Assignment
Each line of the data that includes the string "this" is to be copied out.

Supplied information
===============

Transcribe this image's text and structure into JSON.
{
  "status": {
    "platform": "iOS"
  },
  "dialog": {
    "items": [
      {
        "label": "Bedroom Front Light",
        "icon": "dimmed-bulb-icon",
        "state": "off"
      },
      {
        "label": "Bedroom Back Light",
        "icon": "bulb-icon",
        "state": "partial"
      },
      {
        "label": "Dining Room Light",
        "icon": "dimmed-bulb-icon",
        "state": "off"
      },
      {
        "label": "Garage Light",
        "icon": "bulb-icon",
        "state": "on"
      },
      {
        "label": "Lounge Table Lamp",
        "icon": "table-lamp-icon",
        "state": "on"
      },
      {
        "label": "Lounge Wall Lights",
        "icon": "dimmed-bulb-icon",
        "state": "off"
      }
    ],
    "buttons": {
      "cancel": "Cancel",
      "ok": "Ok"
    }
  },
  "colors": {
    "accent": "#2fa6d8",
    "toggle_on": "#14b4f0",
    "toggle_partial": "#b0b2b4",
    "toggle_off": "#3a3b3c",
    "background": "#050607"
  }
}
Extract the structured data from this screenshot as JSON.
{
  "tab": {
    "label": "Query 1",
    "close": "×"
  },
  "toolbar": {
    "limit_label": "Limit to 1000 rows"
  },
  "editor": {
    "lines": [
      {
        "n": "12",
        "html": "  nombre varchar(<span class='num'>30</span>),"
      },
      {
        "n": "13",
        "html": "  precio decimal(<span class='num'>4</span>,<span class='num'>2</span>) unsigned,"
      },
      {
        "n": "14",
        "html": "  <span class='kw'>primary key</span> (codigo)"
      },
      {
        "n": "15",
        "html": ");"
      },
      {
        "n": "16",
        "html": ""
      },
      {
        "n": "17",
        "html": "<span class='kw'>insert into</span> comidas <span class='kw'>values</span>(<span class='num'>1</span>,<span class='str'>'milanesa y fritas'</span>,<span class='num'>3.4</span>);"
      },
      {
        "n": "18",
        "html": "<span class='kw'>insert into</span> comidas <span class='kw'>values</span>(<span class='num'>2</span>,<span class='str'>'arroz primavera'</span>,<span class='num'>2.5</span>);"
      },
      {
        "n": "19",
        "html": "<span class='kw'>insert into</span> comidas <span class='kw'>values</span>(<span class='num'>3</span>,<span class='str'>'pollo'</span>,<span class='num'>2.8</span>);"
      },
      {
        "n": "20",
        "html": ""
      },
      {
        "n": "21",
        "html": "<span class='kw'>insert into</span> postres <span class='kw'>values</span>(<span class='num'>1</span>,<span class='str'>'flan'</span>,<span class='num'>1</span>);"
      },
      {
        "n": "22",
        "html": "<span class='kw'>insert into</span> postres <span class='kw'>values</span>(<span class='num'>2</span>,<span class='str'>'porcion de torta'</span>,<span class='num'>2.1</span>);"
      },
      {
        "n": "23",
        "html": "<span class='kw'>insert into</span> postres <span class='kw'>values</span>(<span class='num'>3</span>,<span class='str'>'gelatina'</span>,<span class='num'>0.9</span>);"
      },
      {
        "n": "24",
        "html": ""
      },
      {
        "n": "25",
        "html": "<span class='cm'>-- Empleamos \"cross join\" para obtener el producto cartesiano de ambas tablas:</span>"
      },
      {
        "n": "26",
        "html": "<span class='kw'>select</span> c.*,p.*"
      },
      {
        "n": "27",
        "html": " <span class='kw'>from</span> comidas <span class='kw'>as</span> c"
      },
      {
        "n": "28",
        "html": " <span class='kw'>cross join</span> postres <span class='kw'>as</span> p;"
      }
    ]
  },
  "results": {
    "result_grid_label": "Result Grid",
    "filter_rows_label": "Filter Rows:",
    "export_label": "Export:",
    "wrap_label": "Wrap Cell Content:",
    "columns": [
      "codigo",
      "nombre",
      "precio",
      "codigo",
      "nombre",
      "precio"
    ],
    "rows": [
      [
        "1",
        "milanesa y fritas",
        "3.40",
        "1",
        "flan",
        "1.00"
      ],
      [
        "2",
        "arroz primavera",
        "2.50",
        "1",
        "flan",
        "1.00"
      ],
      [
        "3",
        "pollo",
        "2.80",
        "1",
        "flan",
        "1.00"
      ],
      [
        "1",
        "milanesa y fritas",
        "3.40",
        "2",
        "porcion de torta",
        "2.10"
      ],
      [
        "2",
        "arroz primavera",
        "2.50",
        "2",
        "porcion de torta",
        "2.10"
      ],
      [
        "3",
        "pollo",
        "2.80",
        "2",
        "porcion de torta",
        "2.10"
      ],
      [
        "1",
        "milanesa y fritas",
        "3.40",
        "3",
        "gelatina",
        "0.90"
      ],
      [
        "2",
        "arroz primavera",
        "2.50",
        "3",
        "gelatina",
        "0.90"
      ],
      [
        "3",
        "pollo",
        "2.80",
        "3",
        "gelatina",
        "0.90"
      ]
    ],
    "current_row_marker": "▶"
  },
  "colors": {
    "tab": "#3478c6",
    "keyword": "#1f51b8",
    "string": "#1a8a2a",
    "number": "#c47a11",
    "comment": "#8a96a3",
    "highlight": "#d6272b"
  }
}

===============

The answer
Transcribe this image's text and structure into JSON.
Extract the structured data from this screenshot as JSON.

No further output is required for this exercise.